TAMPA (WFLA) – Despite a first-of-its-kind recommendation from the Florida Surgeon General against giving the covid-19 vaccine to “healthy children,” a Tampa Bay area pediatrician told News Channel 8 she is not changing her advice to parents.

“We’re still recommending it because kids are still getting sick,” said Dr. Nancy Silva of Small World Pediatrics in Wesley Chapel. “Kids are still being long haulers. We’re seeing children one, two, three months after still having symptoms, not as severe as their initial symptoms, but sometimes different symptoms.
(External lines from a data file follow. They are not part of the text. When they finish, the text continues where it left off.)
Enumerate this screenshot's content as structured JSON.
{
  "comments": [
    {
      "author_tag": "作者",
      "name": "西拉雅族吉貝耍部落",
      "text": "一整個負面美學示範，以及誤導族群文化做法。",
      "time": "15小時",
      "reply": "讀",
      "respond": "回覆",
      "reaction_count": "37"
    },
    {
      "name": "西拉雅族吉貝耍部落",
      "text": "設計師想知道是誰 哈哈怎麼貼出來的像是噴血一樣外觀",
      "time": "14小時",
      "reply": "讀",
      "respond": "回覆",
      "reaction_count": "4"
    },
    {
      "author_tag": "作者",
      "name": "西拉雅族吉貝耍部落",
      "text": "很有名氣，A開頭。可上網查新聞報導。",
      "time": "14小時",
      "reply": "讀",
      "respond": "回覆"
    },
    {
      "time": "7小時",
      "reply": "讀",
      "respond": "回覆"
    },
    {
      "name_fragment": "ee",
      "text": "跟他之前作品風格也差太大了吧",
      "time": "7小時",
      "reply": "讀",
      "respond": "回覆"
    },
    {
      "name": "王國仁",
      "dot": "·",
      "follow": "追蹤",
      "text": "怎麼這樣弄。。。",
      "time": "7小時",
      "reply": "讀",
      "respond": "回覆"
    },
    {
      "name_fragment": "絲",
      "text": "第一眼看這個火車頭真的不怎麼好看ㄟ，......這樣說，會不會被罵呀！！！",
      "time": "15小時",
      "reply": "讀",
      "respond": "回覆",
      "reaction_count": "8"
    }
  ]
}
Sometimes headache, sometimes vision problems sometimes breathing problems, sometimes endurance problems, a lot of times prolonged fatigue.”

The announcement from Dr. Joseph Ladapo came at the end of a roundtable hosted by Gov. Ron DeSantis that he says “closes the curtain on COVID theater.”

“The Florida Department of Health is going to be the first state to officially recommend against the covid-19 vaccines for healthy children,” Dr. Ladapo said.

“Buck the CDC” is the new slogan the governor has promoted in defense of the state’s pandemic policies.

“We are not just gonna follow the CDC in the state of Florida,” Gov. DeSantis said during his visit to the Florida Strawberry Festival in Plant City. “I think a lot of people have lost confidence in the CDC.”

In response to the new state guidance, Johns Hopkins All Children’s Hospital sent News Channel 8 the following statement: “The Centers for Disease Control and Prevention and American Academy of Pediatrics recommends everyone ages 5 and older receive a COVID-19 vaccine. Johns Hopkins Medicine also encourages all families that are eligible to get the appropriate COVID-19 vaccine.”

There have been 42 covid deaths in Florida for children under 16 years old, according to the latest Florida Department of Health weekly coronavirus report.

Gov. DeSantis said the new recommendation is supported by most children without medical complications being at low risk for severe outcomes and data from the pediatric vaccine trials.

While Dr. Silva said many parents have made up their minds, she worries about those still on the fence about vaccinating their children against covid-19.

“Prevention is the best medicine,” she said, “so anything that we can prevent in a child is the best thing.”

Even before the announcement from Dr. Ladapo, the state had a low vaccination rate of only 22 percent for children between the ages of 5 and 11 years old. For the 12 to 19 age group, it is sixty percent, according to state data.